[Excerpts from an interface dataset]
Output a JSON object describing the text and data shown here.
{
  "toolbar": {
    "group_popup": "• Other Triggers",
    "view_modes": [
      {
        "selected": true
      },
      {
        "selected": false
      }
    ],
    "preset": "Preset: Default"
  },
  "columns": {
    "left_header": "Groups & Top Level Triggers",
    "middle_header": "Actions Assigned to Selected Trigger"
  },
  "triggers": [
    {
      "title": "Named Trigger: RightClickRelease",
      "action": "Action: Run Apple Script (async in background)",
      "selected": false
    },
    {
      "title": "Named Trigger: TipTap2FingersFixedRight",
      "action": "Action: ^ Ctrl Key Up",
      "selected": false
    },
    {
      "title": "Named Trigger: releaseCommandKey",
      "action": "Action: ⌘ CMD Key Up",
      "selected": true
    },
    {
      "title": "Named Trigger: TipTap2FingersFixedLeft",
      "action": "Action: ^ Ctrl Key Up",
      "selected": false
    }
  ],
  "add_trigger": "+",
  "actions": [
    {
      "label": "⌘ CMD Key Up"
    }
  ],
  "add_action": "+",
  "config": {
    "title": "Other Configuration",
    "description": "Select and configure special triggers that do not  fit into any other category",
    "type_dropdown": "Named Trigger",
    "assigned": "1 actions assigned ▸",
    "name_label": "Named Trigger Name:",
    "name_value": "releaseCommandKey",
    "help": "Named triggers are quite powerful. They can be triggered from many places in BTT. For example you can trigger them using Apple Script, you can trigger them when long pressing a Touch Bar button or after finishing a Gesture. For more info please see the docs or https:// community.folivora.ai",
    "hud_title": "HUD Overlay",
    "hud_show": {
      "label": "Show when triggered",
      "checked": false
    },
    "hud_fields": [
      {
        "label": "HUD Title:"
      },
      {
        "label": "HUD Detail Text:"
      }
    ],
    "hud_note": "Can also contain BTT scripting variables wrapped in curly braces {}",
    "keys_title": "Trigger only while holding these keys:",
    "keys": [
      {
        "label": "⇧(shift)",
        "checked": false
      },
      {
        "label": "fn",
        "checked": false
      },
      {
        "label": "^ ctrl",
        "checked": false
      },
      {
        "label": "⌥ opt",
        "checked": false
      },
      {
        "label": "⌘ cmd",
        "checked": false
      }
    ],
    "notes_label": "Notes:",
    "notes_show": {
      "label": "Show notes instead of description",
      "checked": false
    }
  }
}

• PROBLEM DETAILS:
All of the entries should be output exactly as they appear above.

• WRITTEN RESPONSE:
Output a JSON object describing the text and data shown here.
{
  "toolbar": {
    "group_popup": "• Other Triggers",
    "view_modes": [
      {
        "selected": true
      },
      {
        "selected": false
      }
    ],
    "preset": "Preset: Default"
  },
  "columns": {
    "left_header": "Groups & Top Level Triggers",
    "middle_header": "Actions Assigned to Selected Trigger"
  },
  "triggers": [
    {
      "title": "Named Trigger: RightClickRelease",
      "action": "Action: Run Apple Script (async in background)",
      "selected": false
    },
    {
      "title": "Named Trigger: TipTap2FingersFixedRight",
      "action": "Action: ^ Ctrl Key Up",
      "selected": false
    },
    {
      "title": "Named Trigger: releaseCommandKey",
      "action": "Action: ⌘ CMD Key Up",
      "selected": true
    },
    {
      "title": "Named Trigger: TipTap2FingersFixedLeft",
      "action": "Action: ^ Ctrl Key Up",
      "selected": false
    }
  ],
  "add_trigger": "+",
  "actions": [
    {
      "label": "⌘ CMD Key Up"
    }
  ],
  "add_action": "+",
  "config": {
    "title": "Other Configuration",
    "description": "Select and configure special triggers that do not  fit into any other category",
    "type_dropdown": "Named Trigger",
    "assigned": "1 actions assigned ▸",
    "name_label": "Named Trigger Name:",
    "name_value": "releaseCommandKey",
    "help": "Named triggers are quite powerful. They can be triggered from many places in BTT. For example you can trigger them using Apple Script, you can trigger them when long pressing a Touch Bar button or after finishing a Gesture. For more info please see the docs or https:// community.folivora.ai",
    "hud_title": "HUD Overlay",
    "hud_show": {
      "label": "Show when triggered",
      "checked": false
    },
    "hud_fields": [
      {
        "label": "HUD Title:"
      },
      {
        "label": "HUD Detail Text:"
      }
    ],
    "hud_note": "Can also contain BTT scripting variables wrapped in curly braces {}",
    "keys_title": "Trigger only while holding these keys:",
    "keys": [
      {
        "label": "⇧(shift)",
        "checked": false
      },
      {
        "label": "fn",
        "checked": false
      },
      {
        "label": "^ ctrl",
        "checked": false
      },
      {
        "label": "⌥ opt",
        "checked": false
      },
      {
        "label": "⌘ cmd",
        "checked": false
      }
    ],
    "notes_label": "Notes:",
    "notes_show": {
      "label": "Show notes instead of description",
      "checked": false
    }
  }
}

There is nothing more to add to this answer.